I don't care about ChatGPT and have never used it.
It's the 'standing-on-tiptoes-at-a-parade' problem.
Imagine you’re at a big parade. The crowd is packed in and nobody can see. So, one person has the idea to stand on his tip-toes. For a few seconds it works and he has a good view.
Then everyone else stands on their tip-toes to get a better view.
What happens next, according to the investor Warren Buffet, is that “your view doesn’t improve, but your legs begin to hurt.”
Every time tech presents a new way to market or create content it seems like an immediate winner.

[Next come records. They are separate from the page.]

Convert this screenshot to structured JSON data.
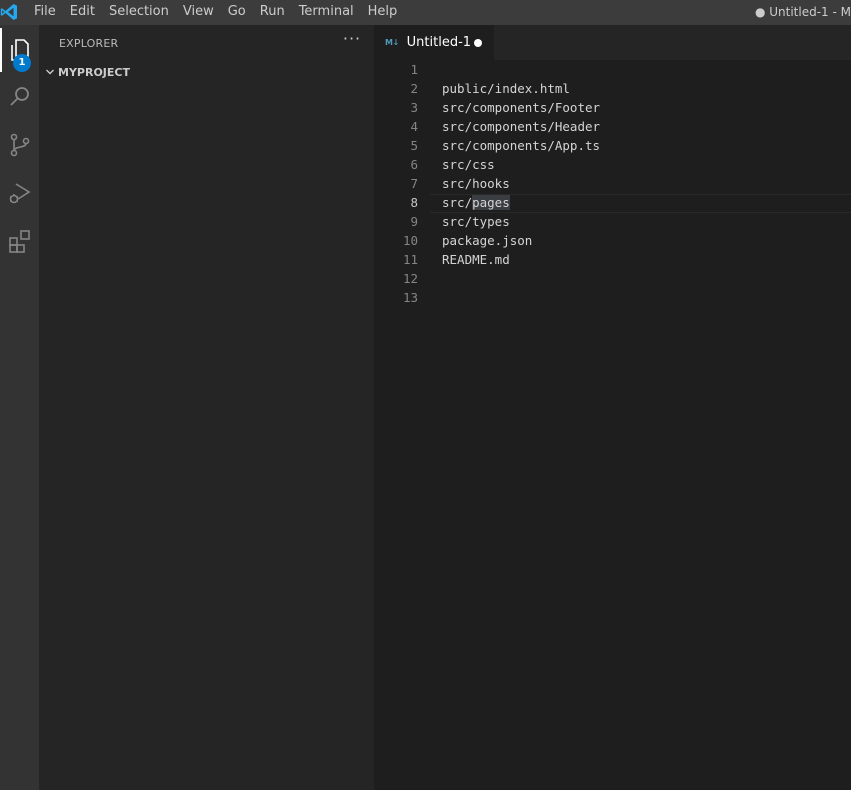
{
  "titlebar": {
    "menu": [
      "File",
      "Edit",
      "Selection",
      "View",
      "Go",
      "Run",
      "Terminal",
      "Help"
    ],
    "window_title": "● Untitled-1 - M"
  },
  "activitybar": {
    "items": [
      "explorer-icon",
      "search-icon",
      "source-control-icon",
      "run-debug-icon",
      "extensions-icon"
    ],
    "explorer_badge": "1",
    "accent": "#007acc"
  },
  "sidebar": {
    "title": "EXPLORER",
    "more": "···",
    "folder": "MYPROJECT"
  },
  "editor": {
    "tab_label": "Untitled-1",
    "tab_icon": "M↓",
    "active_line": 8,
    "lines": [
      {
        "n": "1",
        "text": ""
      },
      {
        "n": "2",
        "text": "public/index.html"
      },
      {
        "n": "3",
        "text": "src/components/Footer"
      },
      {
        "n": "4",
        "text": "src/components/Header"
      },
      {
        "n": "5",
        "text": "src/components/App.ts"
      },
      {
        "n": "6",
        "text": "src/css"
      },
      {
        "n": "7",
        "text": "src/hooks"
      },
      {
        "n": "8",
        "text_before": "src/",
        "text_selected": "pages"
      },
      {
        "n": "9",
        "text": "src/types"
      },
      {
        "n": "10",
        "text": "package.json"
      },
      {
        "n": "11",
        "text": "README.md"
      },
      {
        "n": "12",
        "text": ""
      },
      {
        "n": "13",
        "text": ""
      }
    ]
  }
}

By standard measures, it’s often better than what you were doing before: a more scalable way to reach people, an easier way to entertain, a new filter to be more attractive, a better algorithm, etc.
The problem isn’t that it doesn’t work; it’s that it works the same for everybody.

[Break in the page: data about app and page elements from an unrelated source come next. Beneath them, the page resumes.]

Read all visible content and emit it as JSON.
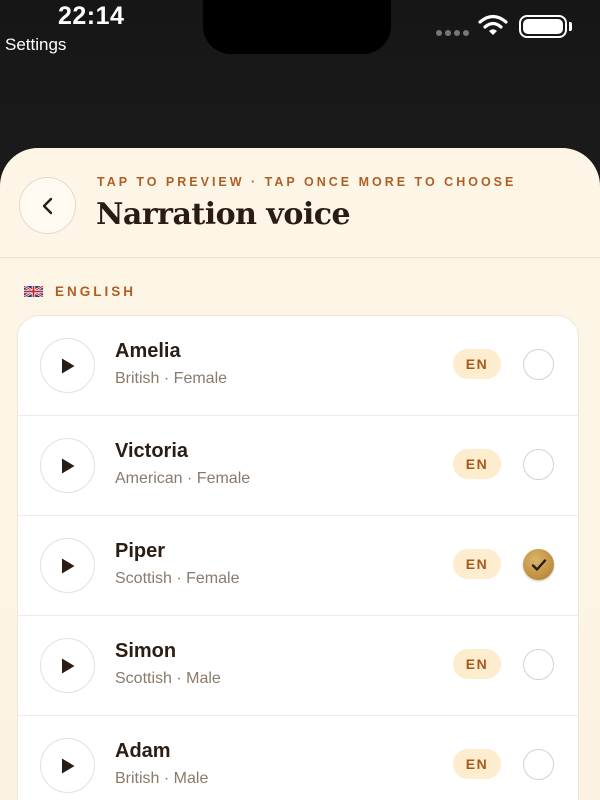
{
  "status_bar": {
    "time": "22:14",
    "back_app": "Settings"
  },
  "header": {
    "eyebrow": "TAP TO PREVIEW · TAP ONCE MORE TO CHOOSE",
    "title": "Narration voice",
    "back_icon": "chevron-left-icon"
  },
  "section": {
    "flag_icon": "uk-flag-icon",
    "label": "ENGLISH"
  },
  "colors": {
    "accent": "#b05f24",
    "selected": "#c49645",
    "badge_bg": "#fdeccd"
  },
  "voices": [
    {
      "name": "Amelia",
      "meta": "British · Female",
      "lang": "EN",
      "selected": false
    },
    {
      "name": "Victoria",
      "meta": "American · Female",
      "lang": "EN",
      "selected": false
    },
    {
      "name": "Piper",
      "meta": "Scottish · Female",
      "lang": "EN",
      "selected": true
    },
    {
      "name": "Simon",
      "meta": "Scottish · Male",
      "lang": "EN",
      "selected": false
    },
    {
      "name": "Adam",
      "meta": "British · Male",
      "lang": "EN",
      "selected": false
    }
  ]
}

Viewed individually, it often makes sense to use. But when you view it collectively, everybody’s use neutralizes everybody else’s.
By all playing the same game we make it harder for anybody to win. What initially looks like an advantage unfortunately results in us all working more and benefitting less.
It’s true that social media is an incredible way for you to reach people; me too.
And it’s true that artificial intelligence is a fantastic way for you to create huge amounts of content; me too.
Right now there are 491 million posts with the hashtag #fitness on Instagram. Unsurprisingly, the solution to getting customers is not to somehow outdo them all when you produce #fitness post 491,000,001.
Counterintuitively, what appears to be improved scalability, production quality, and reach results in increased competition and commoditization.
If you can do it, so can everybody else. With every new tool you have to use or you’ll miss out the problem gets worse.
We all start at the same parade but maybe the answer isn’t to try and stand a bit taller. Instead, maybe the answer is to find our own parade.
Doing more isn't the answer. Doing less, better, is.